"We have decided to withdraw from these areas to Tigray. We want to open the door to humanitarian aid," said Getachew Reda, spokesman for the Tigray People's Liberation Front (TPLF).
This announcement opens a new phase in the deadly conflict that has pitted pro-government forces against Tigrayan rebels and their allies for over a year.
Until now, the TPLF has described a withdrawal from these two regions, demanded by the government as a prerequisite for negotiations, as "absolutely not feasible.
"We are conducting phase-by-phase withdrawals. We started withdrawing our forces a few weeks ago. We are now announcing it," Getachew said on Monday, claiming that the rebels have "left" Lalibela.
This city, classified by UNESCO as a World Heritage Site, has changed hands several times, as have other localities.
Since late October, both sides have claimed major territorial advances, but communications are cut off in the combat zones and access for journalists is restricted, making independent verification of positions on the ground difficult.
The war erupted in November 2020 after Prime Minister Abiy Ahmed sent the federal army into the northern region of Tigray to remove local TPLF authorities who were challenging his authority and whom he accused of attacking military bases.
Abiy Ahmed declared victory three weeks later, after taking the regional capital Mekele.

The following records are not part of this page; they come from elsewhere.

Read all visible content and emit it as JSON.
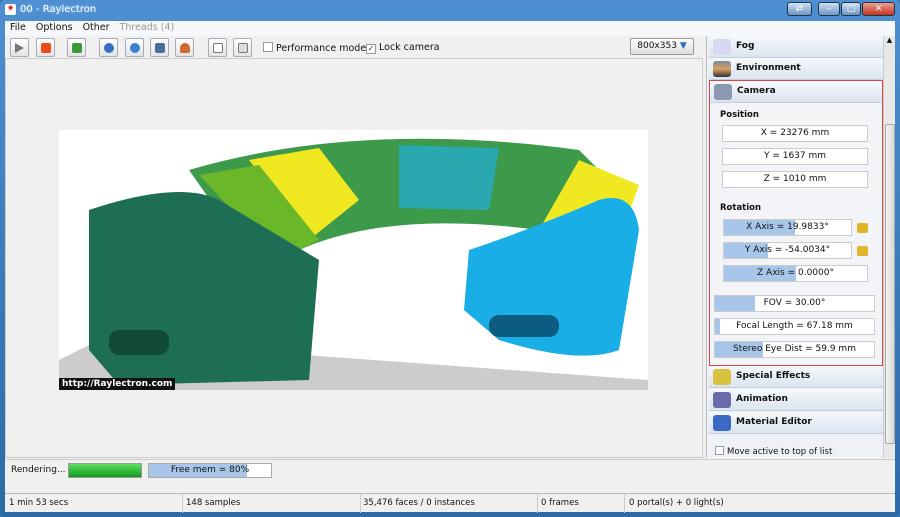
{
  "window": {
    "title": "00 - Raylectron"
  },
  "menu": [
    "File",
    "Options",
    "Other",
    "Threads (4)"
  ],
  "toolbar": {
    "performance_mode": "Performance mode",
    "performance_checked": false,
    "lock_camera": "Lock camera",
    "lock_checked": true,
    "resolution": "800x353"
  },
  "viewport": {
    "watermark": "http://Raylectron.com"
  },
  "panel": {
    "sections_top": [
      "Fog",
      "Environment",
      "Camera"
    ],
    "position_label": "Position",
    "position": [
      "X = 23276 mm",
      "Y = 1637 mm",
      "Z = 1010 mm"
    ],
    "rotation_label": "Rotation",
    "rotation": [
      {
        "label": "X Axis = 19.9833°",
        "level": 0.56
      },
      {
        "label": "Y Axis = -54.0034°",
        "level": 0.35
      },
      {
        "label": "Z Axis = 0.0000°",
        "level": 0.5
      }
    ],
    "lens": [
      {
        "label": "FOV = 30.00°",
        "level": 0.25
      },
      {
        "label": "Focal Length = 67.18 mm",
        "level": 0.03
      },
      {
        "label": "Stereo Eye Dist = 59.9 mm",
        "level": 0.3
      }
    ],
    "sections_bottom": [
      "Special Effects",
      "Animation",
      "Material Editor"
    ],
    "move_active": "Move active to top of list"
  },
  "status": {
    "rendering": "Rendering...",
    "progress": 1.0,
    "free_mem": "Free mem = 80%",
    "free_mem_level": 0.8
  },
  "bottom": {
    "time": "1 min  53 secs",
    "samples": "148 samples",
    "faces": "35,476 faces / 0 instances",
    "frames": "0 frames",
    "portals": "0 portal(s)  +  0 light(s)"
  },
  "colors": {
    "accent": "#a7c6ea",
    "camera_border": "#d04848",
    "progress": "#1dbb2a"
  }
}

But in June, the TPLF retook most of Tigray and then advanced into the neighbouring regions of Afar and Amhara.
The conflict has left several thousand people dead, more than two million displaced and hundreds of thousands of Ethiopians living in near-starvation conditions, according to the UN.
On Friday, the world body gave the green light to an international mechanism to investigate the abuses committed in Ethiopia.
The intense diplomatic efforts led by the African Union in particular to try to reach a cease-fire have so far failed to produce any decisive progress.